Considering that this is Atty. Evangelista's first offense in his more than 30 years of practice,[23] the Court finds a six-month suspension from the practice of law to be an adequate and appropriate sanction against him. In Atty. Nuique vs. Atty. Sedillo,[24] the Court ordered the suspension of Atty. Eduardo Sedillo from the practice of law for six (6) months, upon a finding that he represented opposing clients in unrelated cases. In Tulio vs. Atty. Buhangin,[25] the Court similarly imposed the penalty of suspension for a period of six (6) months against Atty. Gregory Buhangin, who, aside from failing to comply with the orders of the IBP, also filed a complaint against his former client in representation of such client's siblings, involving legal matters which the former entrusted to him.

WHEREFORE, in view of the foregoing, the Court finds Atty. Geronimo R, Evangelista, Jr. GUILTY of representing conflicting interests in violation of Rule 15.03, Canon 15 of the Code of Professional Responsibility and is SUSPENDED from the practice of law for a period of six (6) months, effective upon receipt of this Resolution, with a STERN WARNING that a commission of the same or similar offense in the future will result in the imposition of a more severe penalty.

Let copies of this Resolution be entered in the personal record of Atty.
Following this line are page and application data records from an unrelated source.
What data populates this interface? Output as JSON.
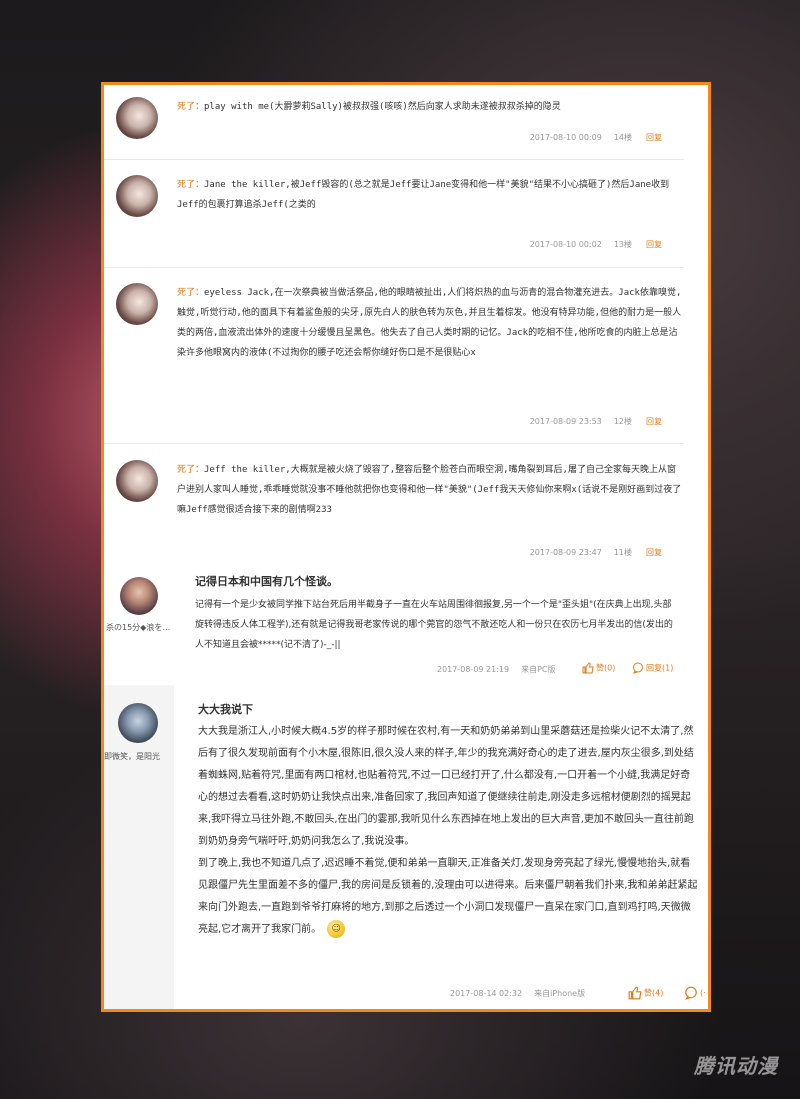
{
  "comments_short": [
    {
      "name": "死了：",
      "text": "play with me(大爵萝莉Sally)被叔叔强(咳咳)然后向家人求助未遂被叔叔杀掉的隐灵",
      "time": "2017-08-10 00:09",
      "floor": "14楼",
      "reply": "回复"
    },
    {
      "name": "死了：",
      "text": "Jane the killer,被Jeff毁容的(总之就是Jeff要让Jane变得和他一样\"美貌\"结果不小心搞砸了)然后Jane收到Jeff的包裹打算追杀Jeff(之类的",
      "time": "2017-08-10 00:02",
      "floor": "13楼",
      "reply": "回复"
    },
    {
      "name": "死了：",
      "text": "eyeless Jack,在一次祭典被当做活祭品,他的眼睛被扯出,人们将炽热的血与沥青的混合物灌充进去。Jack依靠嗅觉,触觉,听觉行动,他的面具下有着鲨鱼般的尖牙,原先白人的肤色转为灰色,并且生着棕发。他没有特异功能,但他的耐力是一般人类的两倍,血液流出体外的速度十分缓慢且呈黑色。他失去了自己人类时期的记忆。Jack的吃相不佳,他所吃食的内脏上总是沾染许多他眼窝内的液体(不过掏你的腰子吃还会帮你缝好伤口是不是很贴心x",
      "time": "2017-08-09 23:53",
      "floor": "12楼",
      "reply": "回复"
    },
    {
      "name": "死了：",
      "text": "Jeff the killer,大概就是被火烧了毁容了,整容后整个脸苍白而眼空洞,嘴角裂到耳后,屠了自己全家每天晚上从窗户进别人家叫人睡觉,乖乖睡觉就没事不睡他就把你也变得和他一样\"美貌\"(Jeff我天天修仙你来啊x(话说不是刚好画到过夜了嘛Jeff感觉很适合接下来的剧情啊233",
      "time": "2017-08-09 23:47",
      "floor": "11楼",
      "reply": "回复"
    }
  ],
  "comment_mid": {
    "user": "杀の15分◆浪を…",
    "title": "记得日本和中国有几个怪谈。",
    "body": "记得有一个是少女被同学推下站台死后用半截身子一直在火车站周围徘徊报复,另一个一个是\"歪头姐\"(在庆典上出现,头部旋转得违反人体工程学),还有就是记得我哥老家传说的哪个莞官的怨气不散还吃人和一份只在农历七月半发出的信(发出的人不知道且会被*****(记不清了)-_-||",
    "time": "2017-08-09 21:19",
    "source": "来自PC版",
    "likes": "赞(0)",
    "replies": "回复(1)"
  },
  "comment_long": {
    "user": "即微笑，是阳光",
    "title": "大大我说下",
    "para1": "大大我是浙江人,小时候大概4.5岁的样子那时候在农村,有一天和奶奶弟弟到山里采蘑菇还是捡柴火记不太清了,然后有了很久发现前面有个小木屋,很陈旧,很久没人来的样子,年少的我充满好奇心的走了进去,屋内灰尘很多,到处结着蜘蛛网,贴着符咒,里面有两口棺材,也贴着符咒,不过一口已经打开了,什么都没有,一口开着一个小缝,我满足好奇心的想过去看看,这时奶奶让我快点出来,准备回家了,我回声知道了便继续往前走,刚没走多远棺材便剧烈的摇晃起来,我吓得立马往外跑,不敢回头,在出门的霎那,我听见什么东西掉在地上发出的巨大声音,更加不敢回头一直往前跑到奶奶身旁气喘吁吁,奶奶问我怎么了,我说没事。",
    "para2": "到了晚上,我也不知道几点了,迟迟睡不着觉,便和弟弟一直聊天,正准备关灯,发现身旁亮起了绿光,慢慢地抬头,就看见跟僵尸先生里面差不多的僵尸,我的房间是反锁着的,没理由可以进得来。后来僵尸朝着我们扑来,我和弟弟赶紧起来向门外跑去,一直跑到爷爷打麻将的地方,到那之后透过一个小洞口发现僵尸一直呆在家门口,直到鸡打鸣,天微微亮起,它才离开了我家门前。",
    "time": "2017-08-14 02:32",
    "source": "来自iPhone版",
    "likes": "赞(4)",
    "more": "(·"
  },
  "watermark": "腾讯动漫",
  "colors": {
    "accent": "#f08a1c",
    "link": "#e07a1a"
  }
}
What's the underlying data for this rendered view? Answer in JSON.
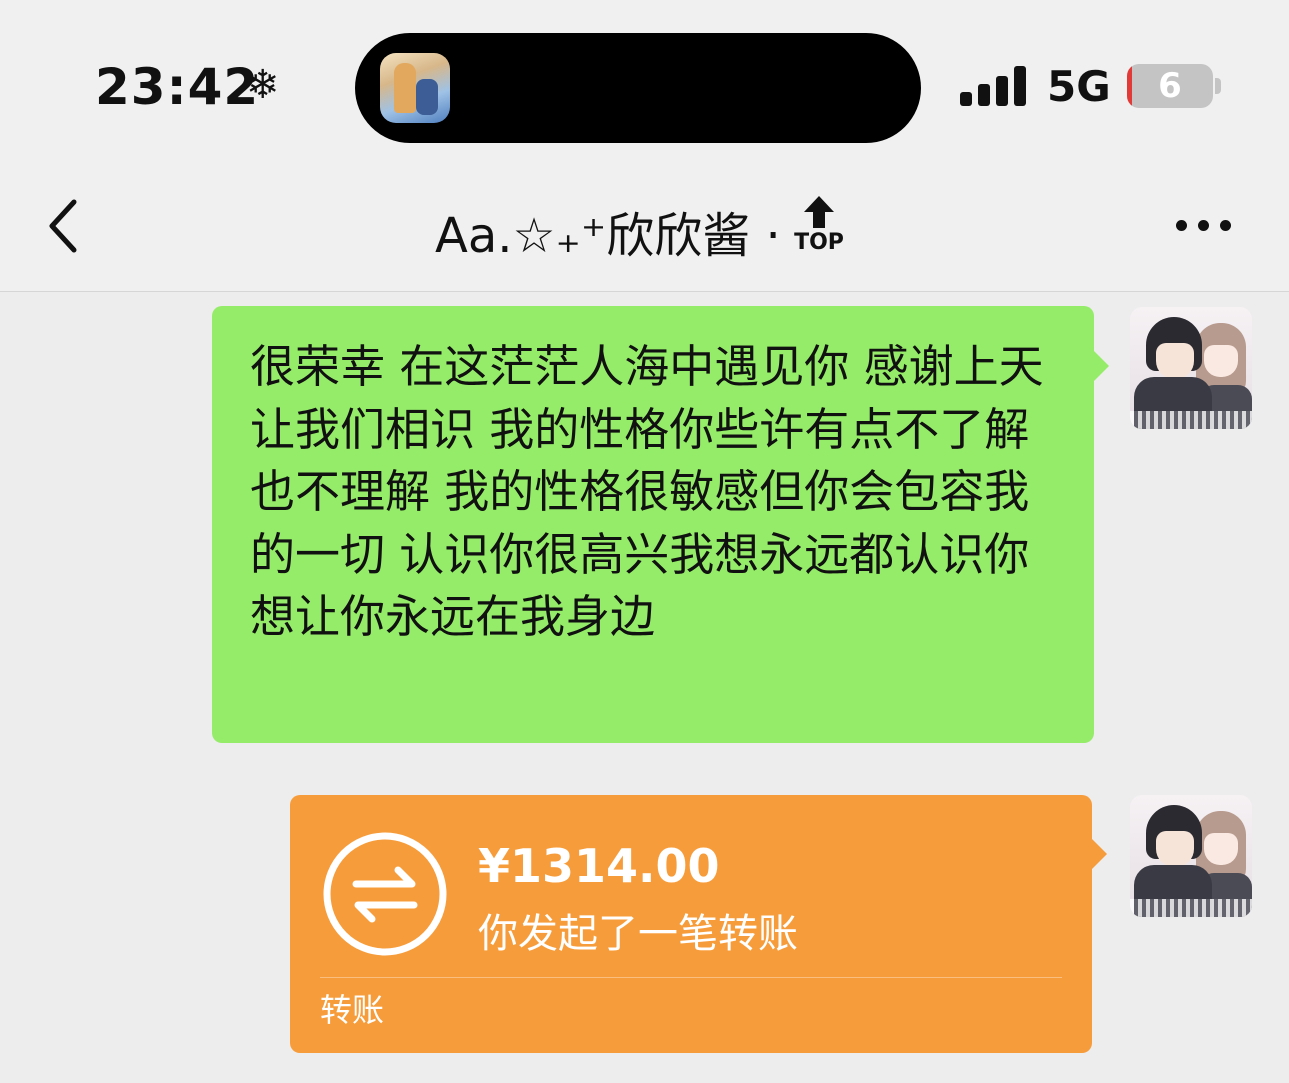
{
  "status_bar": {
    "time": "23:42",
    "weather_glyph": "❄",
    "network": "5G",
    "battery_level": "6",
    "battery_percent": 6,
    "signal_bars": 4
  },
  "nav_bar": {
    "title": "Aa.☆₊⁺欣欣酱 ·",
    "top_label": "TOP",
    "icons": [
      "back-chevron-icon",
      "top-arrow-icon",
      "more-dots-icon"
    ]
  },
  "messages": {
    "text_message": "很荣幸 在这茫茫人海中遇见你 感谢上天 让我们相识 我的性格你些许有点不了解也不理解 我的性格很敏感但你会包容我的一切  认识你很高兴我想永远都认识你想让你永远在我身边",
    "transfer": {
      "amount": "¥1314.00",
      "description": "你发起了一笔转账",
      "label": "转账",
      "icon": "transfer-arrows-icon"
    }
  },
  "colors": {
    "background": "#ededed",
    "bubble_green": "#95ec69",
    "bubble_orange": "#f79c3a",
    "battery_low": "#e23b37"
  }
}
Geronimo R. Evangelista, Jr. as a member of the Philippine Bar and furnished to the Office of the Bar Confidant, the Integrated Bar of the Philippines and the Office of the Court Administrator for circulation to all courts in the country.


Carpio, J., (Chairperson), Peralta, and Perlas-Bernabe, JJ., concur.
Caguioa, J., on wellness leave.

[1] Rollo, pp. 2-14.

[2] Rule 15.01— A lawyer, in conferring with a prospective client, shall ascertain as soon as practicable whether the matter would involve a conflict with another client or his own interest, and if so, shall forthwith inform the prospective client.

Rule 15.03— A lawyer shall not represent conflicting interests except by written consent of all concerned after a full disclosure of the facts.

Rule 21.02— A lawyer shall not, to the disadvantage of his client, use information acquired in the course of his employment, nor shall he use the same to his own advantage or that of a third person, unless the client with full knowledge of the circumstances consents thereto.

[3] 6. Adverse influence and conflicting interests.

It is a duty of a lawyer at the time of the retainer to disclose to the client all the circumstances of his relations to the parties and any interest in or connection with the controversy, which might influence the client in the selection of counsel.

It is unprofessional to represent conflicting interests, except by express consent of all concerned given after a full disclosure of the facts. Within the meaning of this canon, a lawyer represents conflicting interests when, in behalf of one client, it is his duly to contend for that which duty to another client requires him to oppose.

The obligation to represent the client with undivided fidelity and not to divulge his secrets or confidence forbids also subsequent acceptance of retainers or employment from others in matters adversely affecting any interest of the client with, respect to which confidence has been reposed.

[4] Rollo, pp. 42-43.

[5] Id. at 44-45.

[6] Id. at 46-47.

[7] Id. at 80-85.

[8] Id. at 81.

[9] Id. at 80.

[10] Id. at 80-81.

[11] Id. at 289-290.

[12] Id. at 290.

[13] Id. at 288.

[14] Id. at 291-292.

[15] Id. at 355-356.

[16] Ylaya v. Atty. Gacott, 702 Phil. 390, 415 (2013).

[17] 453 Phil. 108 (2003).

[18] Id. at 111.

[19] Mabini Colleges, Inc. represented by Marcel N. Lukban, et al. v. Atty. Pajarillo, 764 Phil. 352, 358 (2015).

[20] Atty. Nuique v. Atty. Sedillo, 715 Phil. 304, 315 (2013).

[21] Supra note 16, at 415.

[22] Gonzales v. Cabucana, Jr., 515 Phil. 296, 304 (2006).

[23] Rollo, p. 292

[24] Supra note 20, at 317.

[25] A.C. No. 7110, April 20, 2016, 790 SCRA 508. 519.